GLOBAL

AU / NZ

ASIA

EMEA

AMERICAS


P H I L I P P I N E S P R I O R I T Y & R E TA I L B A N K I N G CO U N C I L N E W R E P O R TS N O W A V A I L A B L E

31%

OF THE PHILIPPINES population are banked (from weatlh model)

ALMOST HALF (48%) of the banked Philippines population define their main financial institution

48%

25%

A QUARTER of the banked population are likely to switch their top of wallet credit card to another provider, looking for better promotions, rebates, lower interest rates and fees

Use their mobile device to conduct day to day banking activities with their main bank at least once a week

as one which provides easy access to their accounts via branches or ATMs

AN AVERAGE banking customer has about 2.66 banking relationships in the Philippines

ANNUAL FEES are the most influential attribute when choosing to take up a new credit card – especially so for the mass market.

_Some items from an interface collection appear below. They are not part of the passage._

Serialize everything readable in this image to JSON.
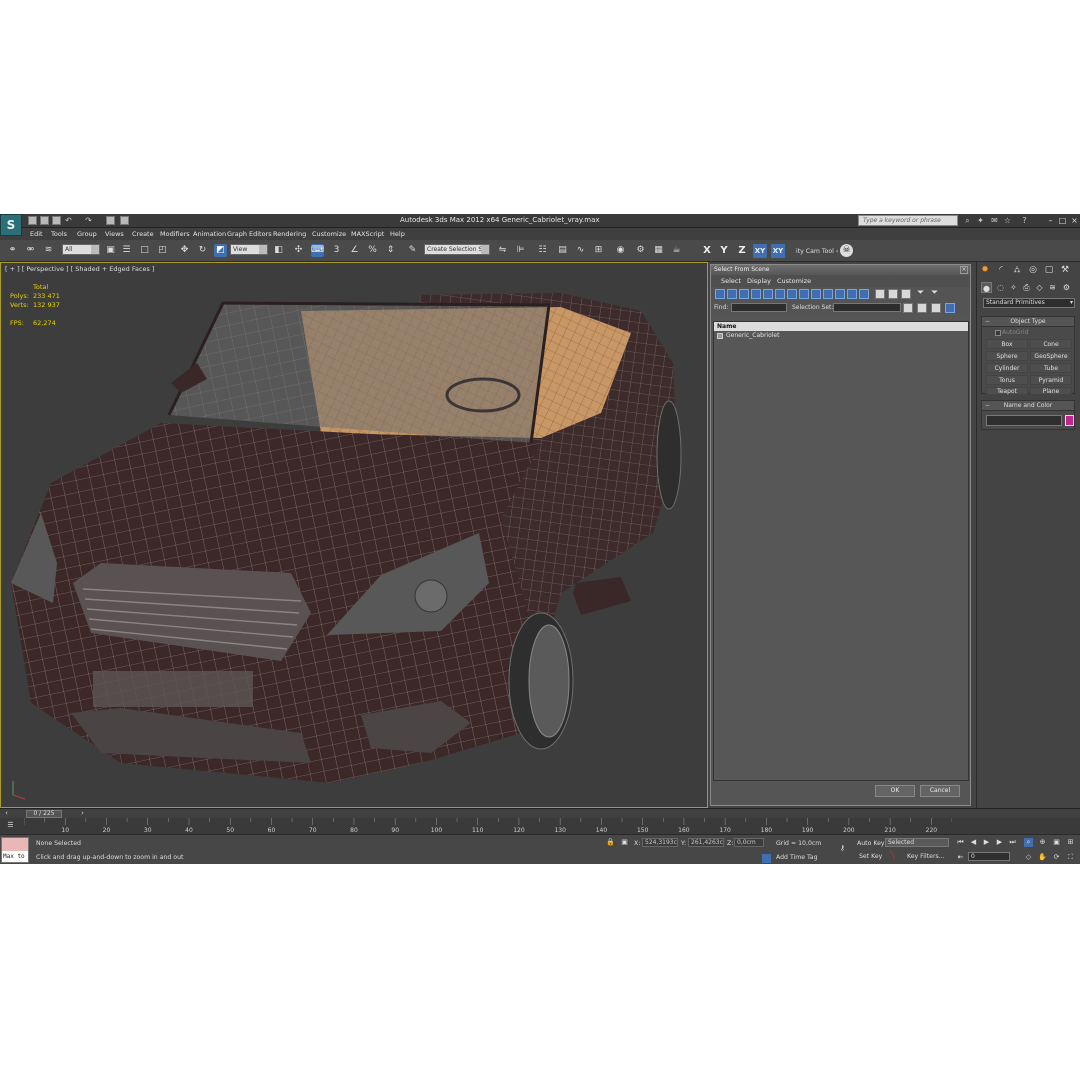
{
  "titlebar": {
    "title": "Autodesk 3ds Max  2012 x64     Generic_Cabriolet_vray.max",
    "search_placeholder": "Type a keyword or phrase"
  },
  "menus": [
    "Edit",
    "Tools",
    "Group",
    "Views",
    "Create",
    "Modifiers",
    "Animation",
    "Graph Editors",
    "Rendering",
    "Customize",
    "MAXScript",
    "Help"
  ],
  "toolbar": {
    "filter_value": "All",
    "refcoord_value": "View",
    "selection_set_value": "Create Selection Se",
    "axes": [
      "X",
      "Y",
      "Z"
    ],
    "plane_axes": [
      "XY",
      "XY"
    ],
    "cam_tool_label": "ity Cam Tool ‹"
  },
  "viewport": {
    "label": "[ + ] [ Perspective ] [ Shaded + Edged Faces ]",
    "stats": {
      "total_label": "Total",
      "polys_label": "Polys:",
      "polys_value": "233 471",
      "verts_label": "Verts:",
      "verts_value": "132 937",
      "fps_label": "FPS:",
      "fps_value": "62,274"
    }
  },
  "dialog": {
    "title": "Select From Scene",
    "menus": [
      "Select",
      "Display",
      "Customize"
    ],
    "find_label": "Find:",
    "selection_set_label": "Selection Set:",
    "list_header": "Name",
    "items": [
      "Generic_Cabriolet"
    ],
    "ok_label": "OK",
    "cancel_label": "Cancel"
  },
  "command_panel": {
    "dropdown_value": "Standard Primitives",
    "object_type_title": "Object Type",
    "autogrid_label": "AutoGrid",
    "primitives": [
      "Box",
      "Cone",
      "Sphere",
      "GeoSphere",
      "Cylinder",
      "Tube",
      "Torus",
      "Pyramid",
      "Teapot",
      "Plane"
    ],
    "name_color_title": "Name and Color",
    "object_color": "#c2258b"
  },
  "timeline": {
    "slider_label": "0 / 225",
    "ticks": [
      "10",
      "20",
      "30",
      "40",
      "50",
      "60",
      "70",
      "80",
      "90",
      "100",
      "110",
      "120",
      "130",
      "140",
      "150",
      "160",
      "170",
      "180",
      "190",
      "200",
      "210",
      "220"
    ]
  },
  "statusbar": {
    "maxscript_text": "Max to",
    "selection_status": "None Selected",
    "prompt": "Click and drag up-and-down to zoom in and out",
    "x_label": "X:",
    "x_value": "524,3193c",
    "y_label": "Y:",
    "y_value": "261,4263c",
    "z_label": "Z:",
    "z_value": "0,0cm",
    "grid": "Grid = 10,0cm",
    "add_time_tag": "Add Time Tag",
    "auto_key": "Auto Key",
    "set_key": "Set Key",
    "key_mode_value": "Selected",
    "key_filters": "Key Filters...",
    "frame_value": "0"
  }
}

ALMOST HALF (48%) OF THE BANKED PHILIPPINES POPULATION ARE very concerned (5 out of 5) about their current financial situation

For further information, or to purchase this report, please contact Eleanor Page, Global Commercial Director at epage@rfigroup.com / +65 6597 0940

032 TABM - RFi MEDIA

Profile for Adelle Grisaffe

The Asian Banking Monitor - May 2018 Edition  

An RFi Group publication

The Asian Banking Monitor - May 2018 Edition  

An RFi Group publication